Assignment: Report all lines of the records that contain "true".

Excerpts from an interface dataset:
=== Begin Enclosure ===

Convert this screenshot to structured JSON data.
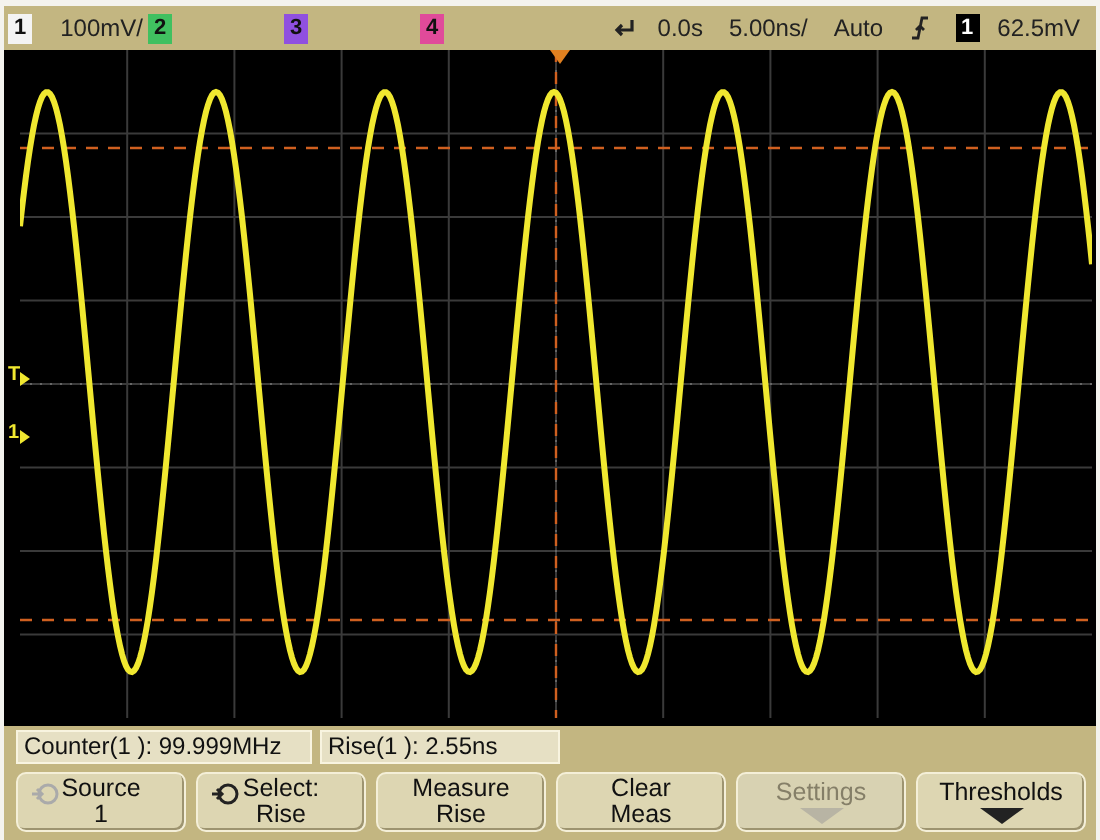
{
  "top_bar": {
    "channels": [
      {
        "label": "1",
        "color": "#f4f4f4",
        "scale": "100mV/"
      },
      {
        "label": "2",
        "color": "#40c060"
      },
      {
        "label": "3",
        "color": "#9050e0"
      },
      {
        "label": "4",
        "color": "#e04a9a"
      }
    ],
    "time_ref": "0.0s",
    "time_scale": "5.00ns/",
    "trigger_mode": "Auto",
    "trigger_source": "1",
    "trigger_level": "62.5mV"
  },
  "screen": {
    "markers": [
      {
        "label": "T"
      },
      {
        "label": "1"
      }
    ]
  },
  "measurements": [
    "Counter(1 ): 99.999MHz",
    "Rise(1 ): 2.55ns"
  ],
  "softkeys": [
    {
      "lines": [
        "Source",
        "1"
      ],
      "kind": "knob",
      "icon_active": false,
      "disabled": false
    },
    {
      "lines": [
        "Select:",
        "Rise"
      ],
      "kind": "knob",
      "icon_active": true,
      "disabled": false
    },
    {
      "lines": [
        "Measure",
        "Rise"
      ],
      "disabled": false
    },
    {
      "lines": [
        "Clear",
        "Meas"
      ],
      "disabled": false
    },
    {
      "lines": [
        "Settings"
      ],
      "arrow": true,
      "disabled": true
    },
    {
      "lines": [
        "Thresholds"
      ],
      "arrow": true,
      "disabled": false
    }
  ]
}
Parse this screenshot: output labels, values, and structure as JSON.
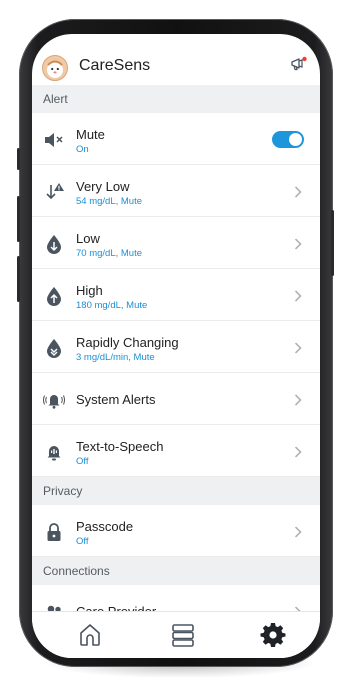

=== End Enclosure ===

Solution to the exercise:
      "icon_active": true,
      "arrow": true,
      "disabled": true
      "arrow": true,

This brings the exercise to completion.